These bills can only achieve their potential without a fully staffed and fair Parole Board. The People's Campaign for Parole Justice calls for a Parole Board of 19 commissioners with diverse expertise in social work, healthcare, reentry services, and mental health. These skills are crucial in accurately assessing an individual's readiness for release. Governor Hochul vowed to staff the Parole Board fully. Yet, she has dragged her feet on nominating four more commissioners.
Furthermore, the method of conducting Parole Board interviews deserves careful consideration. While technology has undoubtedly transformed many aspects of our lives, conducting these crucial interviews might fall short of capturing the depth and nuance necessary to make well-informed decisions. Parole Board interviews in person allow for a more holistic evaluation of an incarcerated individual’s readiness for reentry. The physical presence of the board and the individual enables a direct assessment of body language, demeanor, and emotional cues that can significantly contribute to the accuracy of the decision-making process.

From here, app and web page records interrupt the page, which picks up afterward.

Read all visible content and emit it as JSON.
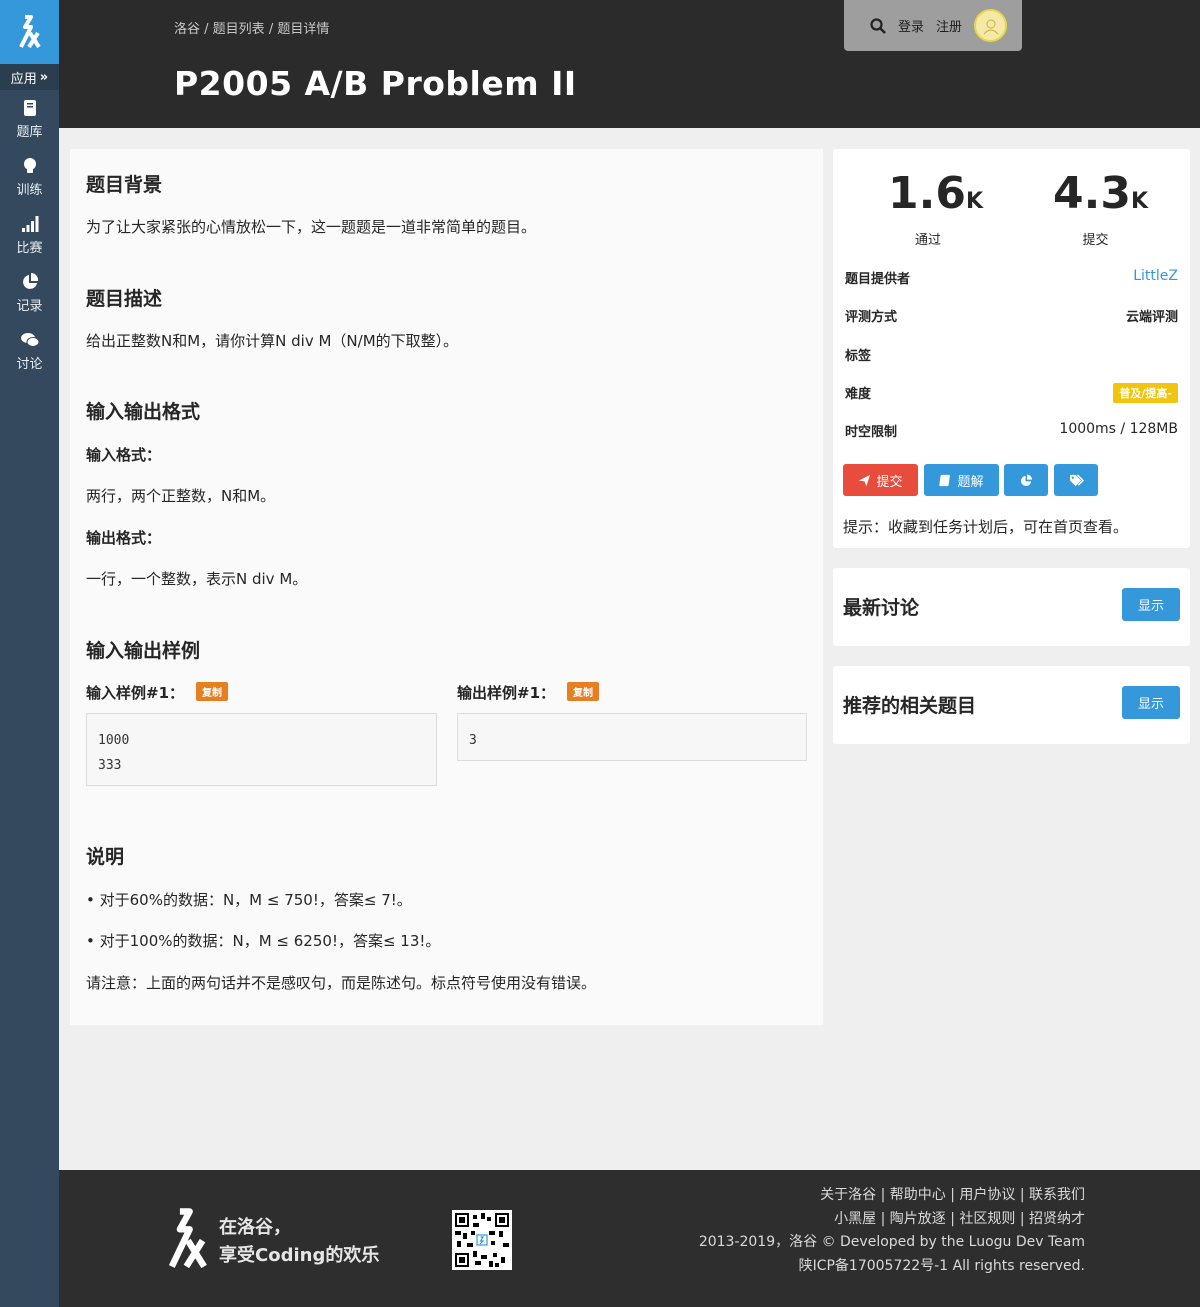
{
  "sidebar": {
    "app_label": "应用",
    "items": [
      {
        "label": "题库",
        "icon": "book-icon"
      },
      {
        "label": "训练",
        "icon": "lightbulb-icon"
      },
      {
        "label": "比赛",
        "icon": "signal-icon"
      },
      {
        "label": "记录",
        "icon": "pie-chart-icon"
      },
      {
        "label": "讨论",
        "icon": "comments-icon"
      }
    ]
  },
  "header": {
    "breadcrumb": [
      "洛谷",
      "题目列表",
      "题目详情"
    ],
    "separator": " / ",
    "title": "P2005 A/B Problem II",
    "login": "登录",
    "register": "注册"
  },
  "problem": {
    "background_title": "题目背景",
    "background_text": "为了让大家紧张的心情放松一下，这一题题是一道非常简单的题目。",
    "description_title": "题目描述",
    "description_text": "给出正整数N和M，请你计算N div M（N/M的下取整）。",
    "io_title": "输入输出格式",
    "input_format_label": "输入格式：",
    "input_format_text": "两行，两个正整数，N和M。",
    "output_format_label": "输出格式：",
    "output_format_text": "一行，一个整数，表示N div M。",
    "samples_title": "输入输出样例",
    "input_sample_label": "输入样例#1：",
    "output_sample_label": "输出样例#1：",
    "copy_label": "复制",
    "input_sample": "1000\n333",
    "output_sample": "3",
    "notes_title": "说明",
    "note_1": "• 对于60%的数据：N，M ≤ 750!，答案≤ 7!。",
    "note_2": "• 对于100%的数据：N，M ≤ 6250!，答案≤ 13!。",
    "note_3": "请注意：上面的两句话并不是感叹句，而是陈述句。标点符号使用没有错误。"
  },
  "stats": {
    "passed_value": "1.6",
    "passed_unit": "K",
    "passed_label": "通过",
    "submitted_value": "4.3",
    "submitted_unit": "K",
    "submitted_label": "提交"
  },
  "info": {
    "provider_label": "题目提供者",
    "provider_value": "LittleZ",
    "judge_label": "评测方式",
    "judge_value": "云端评测",
    "tags_label": "标签",
    "difficulty_label": "难度",
    "difficulty_value": "普及/提高-",
    "limit_label": "时空限制",
    "limit_value": "1000ms / 128MB"
  },
  "actions": {
    "submit_label": "提交",
    "solution_label": "题解",
    "hint": "提示：收藏到任务计划后，可在首页查看。"
  },
  "panels": {
    "discussion_title": "最新讨论",
    "related_title": "推荐的相关题目",
    "show_label": "显示"
  },
  "footer": {
    "slogan_line1": "在洛谷，",
    "slogan_line2": "享受Coding的欢乐",
    "links_row1": "关于洛谷 | 帮助中心 | 用户协议 | 联系我们",
    "links_row2": "小黑屋 | 陶片放逐 | 社区规则 | 招贤纳才",
    "copyright": "2013-2019，洛谷 © Developed by the Luogu Dev Team",
    "icp": "陕ICP备17005722号-1 All rights reserved."
  },
  "colors": {
    "brand_blue": "#3498db",
    "sidebar": "#34495e",
    "submit_red": "#e74c3c",
    "difficulty_yellow": "#f1c40f",
    "copy_orange": "#e67e22"
  }
}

These interviews offer a genuine opportunity for the Parole Board to connect with the individual, fostering a more empathetic understanding of their journey and aspirations. Adequate staffing ensures that parole hearings are efficient and fair. With a fully-staffed Board, there's an even distribution of the workload, reducing the risk of rushed or uninformed judgments that can have far-reaching consequences for both the individuals seeking parole and the community.
Lastly, the public should be able to see how each Parole Board commissioner is voting. Making the parole commissioner's voting rates public information would be a pivotal step in addressing the racial disparities on release. Releasing these statistics to the public provides a crucial layer of oversight and insight into the decision-making process of the Parole Board. Transparency fosters public trust in the criminal justice system and ensures that parole decisions align with the values of fairness and rehabilitation. The public release of parole commissioner vote rates serves as a beacon of accountability, guiding the parole system toward greater equity, consistency, and public confidence.
If you're as passionate about these reforms as we are, we urge you to visit the People's Campaign for Parole Justice website here. There, you can dive deeper into these critical bills, find resources for advocacy, and learn how to take action. At Common Justice, we believe that together, we can create a more equitable and compassionate future for all New Yorkers, where parole truly serves its intended purpose – to provide second chances and promote rehabilitation. In the pursuit of a fairer, more equitable criminal justice system, New York must consider the merits of releasing individuals in prison from parole. By doing so, we honor principles of fairness and justice, promote economic and social benefits, remove barriers to successful reintegration, strengthen family bonds, and ultimately enhance public safety through a more rehabilitative approach.
It's time to reimagine the role of parole in our society, embracing the power of redemption and second chances. Through this shift, New York can pave the way for a more compassionate and effective criminal justice system, benefiting both individuals and communities alike. It’s time to start granting parole, we cannot continue to leave individuals behind bars to die. It’s time to grant clemency now.